Waterfall country is situated in the south west part of the Brecon Beacons national park, and is one of the most beautiful parts of the national park. The rivers Mellte, Hepste, Pyrddin and Nedd-fechan rivers wind through the mountains in dense forest, cascading over a series of impressive waterfalls before converging and forming the river neath.
Waterfall country is an incredible special place to visit with lots of things to do, for our trip we visited waterfall country to enjoy the views of the waterfalls, enjoy the damp magical forest and taking a swim in the waters around the waterfalls. If you’re planning on visiting Waterfall country to relax in the waters, we recommend taking a wetsuit as the waters are icy cold even in the middle of summer, you can even see your breath!
Our visit to Waterfall Country lasted about 4 hours, we visited most of the waterfalls and that included stops to relax, take a swim and enjoy being at one with nature.
The area is entwined with Welsh myth with a trial named after the young Trainee monk who was cruelly treated for being lazy and ran away from his Abbey. He was apparently found by the fairy folk who took him to their own world. According to the tale, the entrance to the fairy kingdom lay hidden along the banks of the Elidir Trail!
The star attraction in Waterfall Country is Sgwd Gwladus, which takes its name from a sixth century Welsh princess named Gwladus. She threw herself into the icy waters of the Afon Pyrddin when her father (The king) refused to let her marry Einion, her lovwer, it’s said that the Waterfall magically appeared where she entered the water.
Waterfall country does have some specified areas of conversation and is a designated site of special scientific interest. So it’s important that you take care wherever you go whilst visiting Waterfall country.
You’ll find lots of information about Waterfall country saying that it’s wheelchair accessible and suitable for buggies on the lower paths, it isn’t. Even on the lower paths there were deep muddy puddles and twisted roots, even wearing my trusty hiking boots I had to watch my step.
During the industrial revolution, the area was heavily mined for Silica, used to make bricks for blast furnaces. You can see many of the mine entrances as you walk up the old trails used by horses and carts to transport minerals to the bottom of the valley.
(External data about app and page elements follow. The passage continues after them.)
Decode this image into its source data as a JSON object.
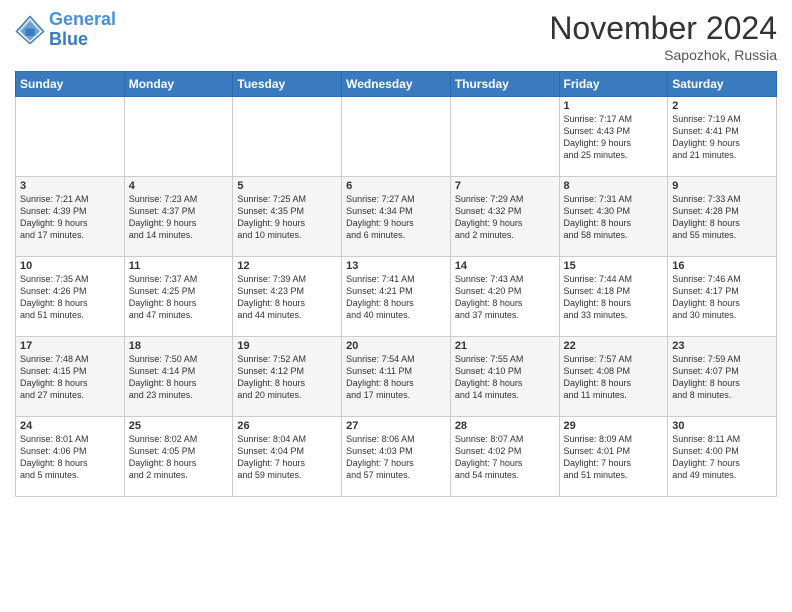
{
  "header": {
    "logo_line1": "General",
    "logo_line2": "Blue",
    "month": "November 2024",
    "location": "Sapozhok, Russia"
  },
  "days_of_week": [
    "Sunday",
    "Monday",
    "Tuesday",
    "Wednesday",
    "Thursday",
    "Friday",
    "Saturday"
  ],
  "weeks": [
    [
      {
        "num": "",
        "info": ""
      },
      {
        "num": "",
        "info": ""
      },
      {
        "num": "",
        "info": ""
      },
      {
        "num": "",
        "info": ""
      },
      {
        "num": "",
        "info": ""
      },
      {
        "num": "1",
        "info": "Sunrise: 7:17 AM\nSunset: 4:43 PM\nDaylight: 9 hours\nand 25 minutes."
      },
      {
        "num": "2",
        "info": "Sunrise: 7:19 AM\nSunset: 4:41 PM\nDaylight: 9 hours\nand 21 minutes."
      }
    ],
    [
      {
        "num": "3",
        "info": "Sunrise: 7:21 AM\nSunset: 4:39 PM\nDaylight: 9 hours\nand 17 minutes."
      },
      {
        "num": "4",
        "info": "Sunrise: 7:23 AM\nSunset: 4:37 PM\nDaylight: 9 hours\nand 14 minutes."
      },
      {
        "num": "5",
        "info": "Sunrise: 7:25 AM\nSunset: 4:35 PM\nDaylight: 9 hours\nand 10 minutes."
      },
      {
        "num": "6",
        "info": "Sunrise: 7:27 AM\nSunset: 4:34 PM\nDaylight: 9 hours\nand 6 minutes."
      },
      {
        "num": "7",
        "info": "Sunrise: 7:29 AM\nSunset: 4:32 PM\nDaylight: 9 hours\nand 2 minutes."
      },
      {
        "num": "8",
        "info": "Sunrise: 7:31 AM\nSunset: 4:30 PM\nDaylight: 8 hours\nand 58 minutes."
      },
      {
        "num": "9",
        "info": "Sunrise: 7:33 AM\nSunset: 4:28 PM\nDaylight: 8 hours\nand 55 minutes."
      }
    ],
    [
      {
        "num": "10",
        "info": "Sunrise: 7:35 AM\nSunset: 4:26 PM\nDaylight: 8 hours\nand 51 minutes."
      },
      {
        "num": "11",
        "info": "Sunrise: 7:37 AM\nSunset: 4:25 PM\nDaylight: 8 hours\nand 47 minutes."
      },
      {
        "num": "12",
        "info": "Sunrise: 7:39 AM\nSunset: 4:23 PM\nDaylight: 8 hours\nand 44 minutes."
      },
      {
        "num": "13",
        "info": "Sunrise: 7:41 AM\nSunset: 4:21 PM\nDaylight: 8 hours\nand 40 minutes."
      },
      {
        "num": "14",
        "info": "Sunrise: 7:43 AM\nSunset: 4:20 PM\nDaylight: 8 hours\nand 37 minutes."
      },
      {
        "num": "15",
        "info": "Sunrise: 7:44 AM\nSunset: 4:18 PM\nDaylight: 8 hours\nand 33 minutes."
      },
      {
        "num": "16",
        "info": "Sunrise: 7:46 AM\nSunset: 4:17 PM\nDaylight: 8 hours\nand 30 minutes."
      }
    ],
    [
      {
        "num": "17",
        "info": "Sunrise: 7:48 AM\nSunset: 4:15 PM\nDaylight: 8 hours\nand 27 minutes."
      },
      {
        "num": "18",
        "info": "Sunrise: 7:50 AM\nSunset: 4:14 PM\nDaylight: 8 hours\nand 23 minutes."
      },
      {
        "num": "19",
        "info": "Sunrise: 7:52 AM\nSunset: 4:12 PM\nDaylight: 8 hours\nand 20 minutes."
      },
      {
        "num": "20",
        "info": "Sunrise: 7:54 AM\nSunset: 4:11 PM\nDaylight: 8 hours\nand 17 minutes."
      },
      {
        "num": "21",
        "info": "Sunrise: 7:55 AM\nSunset: 4:10 PM\nDaylight: 8 hours\nand 14 minutes."
      },
      {
        "num": "22",
        "info": "Sunrise: 7:57 AM\nSunset: 4:08 PM\nDaylight: 8 hours\nand 11 minutes."
      },
      {
        "num": "23",
        "info": "Sunrise: 7:59 AM\nSunset: 4:07 PM\nDaylight: 8 hours\nand 8 minutes."
      }
    ],
    [
      {
        "num": "24",
        "info": "Sunrise: 8:01 AM\nSunset: 4:06 PM\nDaylight: 8 hours\nand 5 minutes."
      },
      {
        "num": "25",
        "info": "Sunrise: 8:02 AM\nSunset: 4:05 PM\nDaylight: 8 hours\nand 2 minutes."
      },
      {
        "num": "26",
        "info": "Sunrise: 8:04 AM\nSunset: 4:04 PM\nDaylight: 7 hours\nand 59 minutes."
      },
      {
        "num": "27",
        "info": "Sunrise: 8:06 AM\nSunset: 4:03 PM\nDaylight: 7 hours\nand 57 minutes."
      },
      {
        "num": "28",
        "info": "Sunrise: 8:07 AM\nSunset: 4:02 PM\nDaylight: 7 hours\nand 54 minutes."
      },
      {
        "num": "29",
        "info": "Sunrise: 8:09 AM\nSunset: 4:01 PM\nDaylight: 7 hours\nand 51 minutes."
      },
      {
        "num": "30",
        "info": "Sunrise: 8:11 AM\nSunset: 4:00 PM\nDaylight: 7 hours\nand 49 minutes."
      }
    ]
  ]
}
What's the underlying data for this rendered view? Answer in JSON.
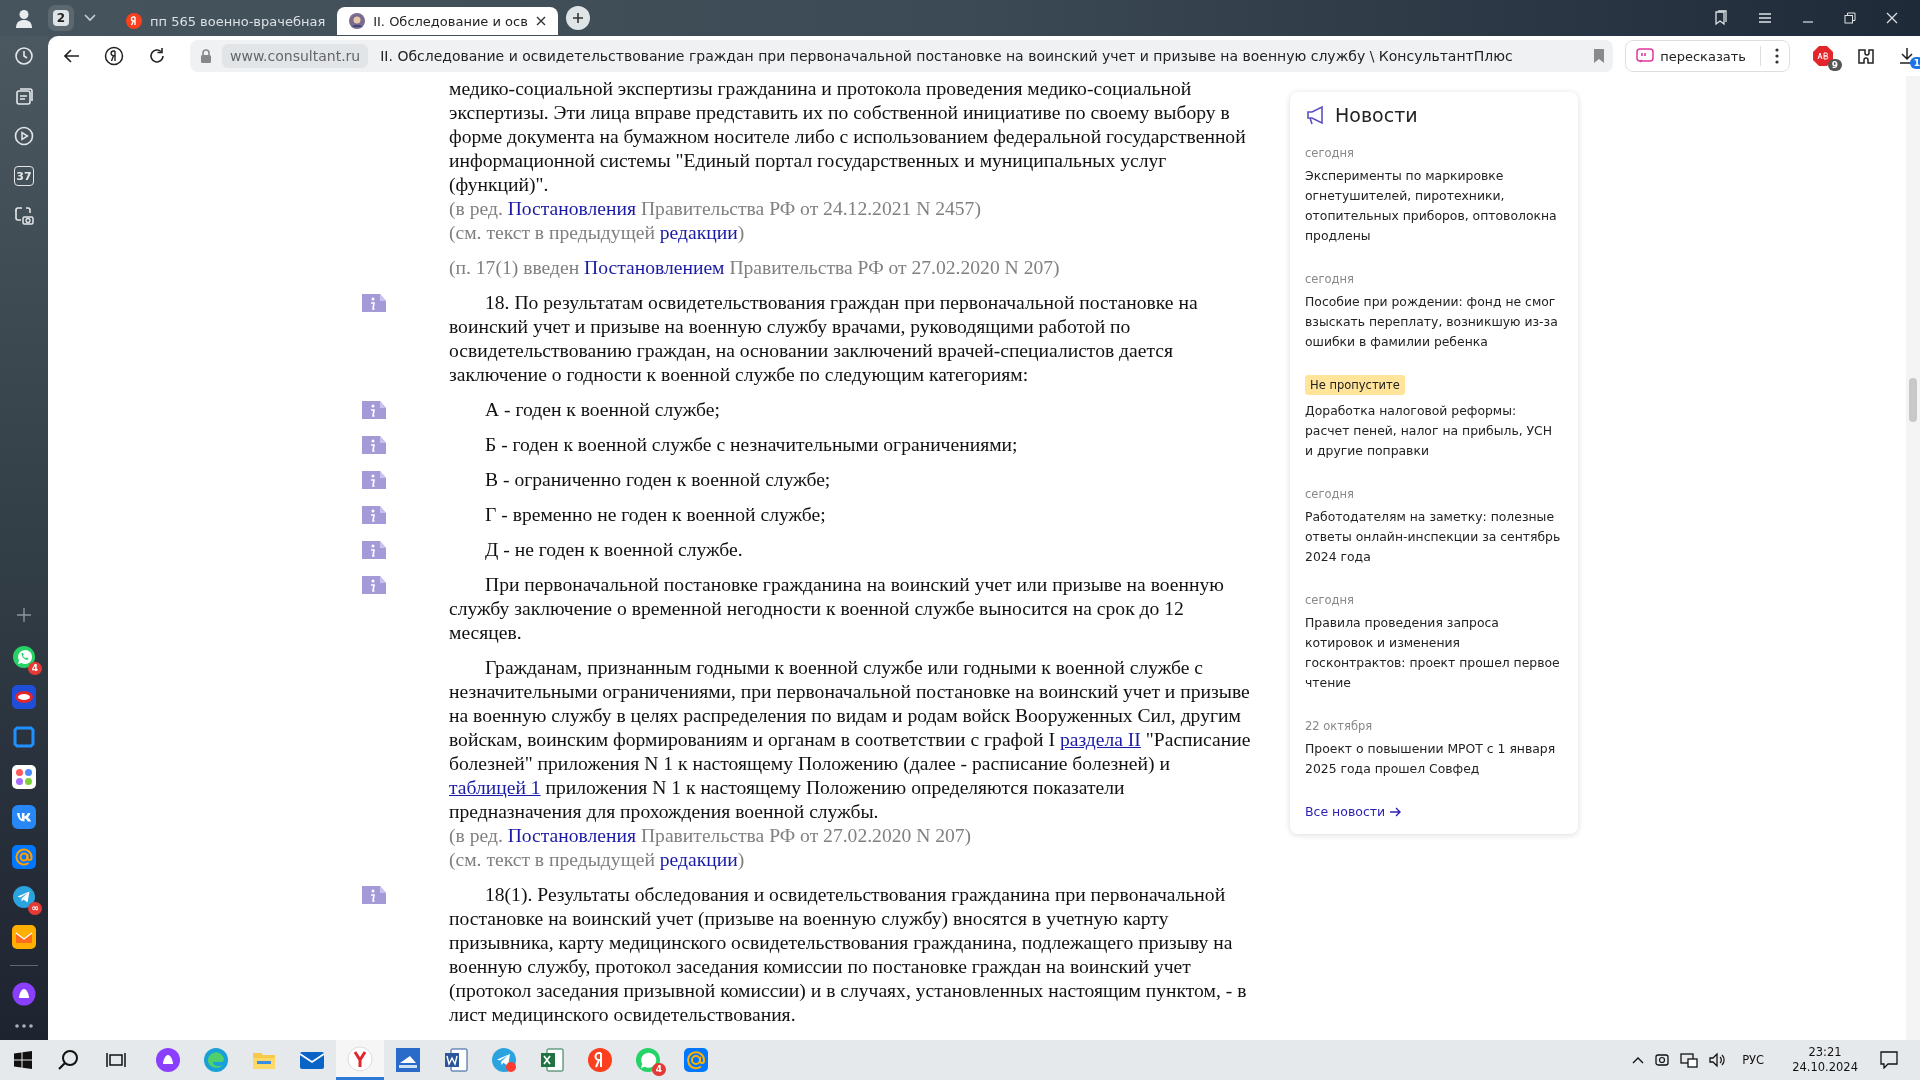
{
  "browser": {
    "tab_count": "2",
    "tabs": [
      {
        "title": "пп 565 военно-врачебная",
        "kind": "yandex",
        "selected": false
      },
      {
        "title": "II. Обследование и осв",
        "kind": "consultant",
        "selected": true
      }
    ],
    "address": {
      "domain": "www.consultant.ru",
      "page_title": "II. Обследование и освидетельствование граждан при первоначальной постановке на воинский учет и призыве на военную службу \\ КонсультантПлюс"
    },
    "retell_button": "пересказать",
    "adblock_badge": "9",
    "downloads_badge": "1"
  },
  "sidebar": {
    "calendar_day": "37",
    "apps": [
      {
        "kind": "whatsapp",
        "badge": "4"
      },
      {
        "kind": "ring"
      },
      {
        "kind": "frame"
      },
      {
        "kind": "dots"
      },
      {
        "kind": "vk"
      },
      {
        "kind": "at"
      },
      {
        "kind": "telegram",
        "badge": "∞"
      },
      {
        "kind": "envelope"
      },
      {
        "kind": "alice"
      }
    ]
  },
  "document": {
    "paragraphs": [
      {
        "kind": "continuation",
        "info": false,
        "text": [
          {
            "text": "медико-социальной экспертизы гражданина и протокола проведения медико-социальной экспертизы. Эти лица вправе представить их по собственной инициативе по своему выбору в форме документа на бумажном носителе либо с использованием федеральной государственной информационной системы \"Единый портал государственных и муниципальных услуг (функций)\"."
          }
        ],
        "notes": [
          [
            {
              "text": "(в ред. "
            },
            {
              "link": "Постановления"
            },
            {
              "text": " Правительства РФ от 24.12.2021 N 2457)"
            }
          ],
          [
            {
              "text": "(см. текст в предыдущей "
            },
            {
              "link": "редакции"
            },
            {
              "text": ")"
            }
          ]
        ]
      },
      {
        "kind": "note",
        "info": false,
        "text": [
          {
            "text": "(п. 17(1) введен "
          },
          {
            "link": "Постановлением"
          },
          {
            "text": " Правительства РФ от 27.02.2020 N 207)"
          }
        ]
      },
      {
        "kind": "body",
        "info": true,
        "text": [
          {
            "text": "18. По результатам освидетельствования граждан при первоначальной постановке на воинский учет и призыве на военную службу врачами, руководящими работой по освидетельствованию граждан, на основании заключений врачей-специалистов дается заключение о годности к военной службе по следующим категориям:"
          }
        ]
      },
      {
        "kind": "body",
        "info": true,
        "text": [
          {
            "text": "А - годен к военной службе;"
          }
        ]
      },
      {
        "kind": "body",
        "info": true,
        "text": [
          {
            "text": "Б - годен к военной службе с незначительными ограничениями;"
          }
        ]
      },
      {
        "kind": "body",
        "info": true,
        "text": [
          {
            "text": "В - ограниченно годен к военной службе;"
          }
        ]
      },
      {
        "kind": "body",
        "info": true,
        "text": [
          {
            "text": "Г - временно не годен к военной службе;"
          }
        ]
      },
      {
        "kind": "body",
        "info": true,
        "text": [
          {
            "text": "Д - не годен к военной службе."
          }
        ]
      },
      {
        "kind": "body",
        "info": true,
        "text": [
          {
            "text": "При первоначальной постановке гражданина на воинский учет или призыве на военную службу заключение о временной негодности к военной службе выносится на срок до 12 месяцев."
          }
        ]
      },
      {
        "kind": "body",
        "info": false,
        "text": [
          {
            "text": "Гражданам, признанным годными к военной службе или годными к военной службе с незначительными ограничениями, при первоначальной постановке на воинский учет и призыве на военную службу в целях распределения по видам и родам войск Вооруженных Сил, другим войскам, воинским формированиям и органам в соответствии с графой I "
          },
          {
            "link": "раздела II"
          },
          {
            "text": " \"Расписание болезней\" приложения N 1 к настоящему Положению (далее - расписание болезней) и "
          },
          {
            "link": "таблицей 1"
          },
          {
            "text": " приложения N 1 к настоящему Положению определяются показатели предназначения для прохождения военной службы."
          }
        ],
        "notes": [
          [
            {
              "text": "(в ред. "
            },
            {
              "link": "Постановления"
            },
            {
              "text": " Правительства РФ от 27.02.2020 N 207)"
            }
          ],
          [
            {
              "text": "(см. текст в предыдущей "
            },
            {
              "link": "редакции"
            },
            {
              "text": ")"
            }
          ]
        ]
      },
      {
        "kind": "body",
        "info": true,
        "text": [
          {
            "text": "18(1). Результаты обследования и освидетельствования гражданина при первоначальной постановке на воинский учет (призыве на военную службу) вносятся в учетную карту призывника, карту медицинского освидетельствования гражданина, подлежащего призыву на военную службу, протокол заседания комиссии по постановке граждан на воинский учет (протокол заседания призывной комиссии) и в случаях, установленных настоящим пунктом, - в лист медицинского освидетельствования."
          }
        ]
      }
    ]
  },
  "news": {
    "title": "Новости",
    "items": [
      {
        "kind": "date",
        "label": "сегодня",
        "headline": "Эксперименты по маркировке огнетушителей, пиротехники, отопительных приборов, оптоволокна продлены"
      },
      {
        "kind": "date",
        "label": "сегодня",
        "headline": "Пособие при рождении: фонд не смог взыскать переплату, возникшую из-за ошибки в фамилии ребенка"
      },
      {
        "kind": "highlight",
        "label": "Не пропустите",
        "headline": "Доработка налоговой реформы: расчет пеней, налог на прибыль, УСН и другие поправки"
      },
      {
        "kind": "date",
        "label": "сегодня",
        "headline": "Работодателям на заметку: полезные ответы онлайн-инспекции за сентябрь 2024 года"
      },
      {
        "kind": "date",
        "label": "сегодня",
        "headline": "Правила проведения запроса котировок и изменения госконтрактов: проект прошел первое чтение"
      },
      {
        "kind": "date",
        "label": "22 октября",
        "headline": "Проект о повышении МРОТ с 1 января 2025 года прошел Совфед"
      }
    ],
    "all_link": "Все новости"
  },
  "taskbar": {
    "apps": [
      {
        "kind": "alice",
        "active": false
      },
      {
        "kind": "edge",
        "active": false
      },
      {
        "kind": "folder",
        "active": false
      },
      {
        "kind": "mail",
        "active": false
      },
      {
        "kind": "yandex-browser",
        "active": true
      },
      {
        "kind": "scanner",
        "active": false
      },
      {
        "kind": "word",
        "active": false
      },
      {
        "kind": "telegram",
        "active": false
      },
      {
        "kind": "excel",
        "active": false
      },
      {
        "kind": "yandex",
        "active": false
      },
      {
        "kind": "whatsapp",
        "active": false,
        "badge": "4"
      },
      {
        "kind": "at",
        "active": false
      }
    ],
    "language": "РУС",
    "time": "23:21",
    "date": "24.10.2024"
  }
}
Many of which are sealed off as disused mines can be dangerous.
Further information on waterfall country can be found on the national park website
Waterfall Country is a short drive from Swansea on the A465 and there is ample parking around the village of Pontneddfechan, on busier days the fields are open and you can park all day for a small charge.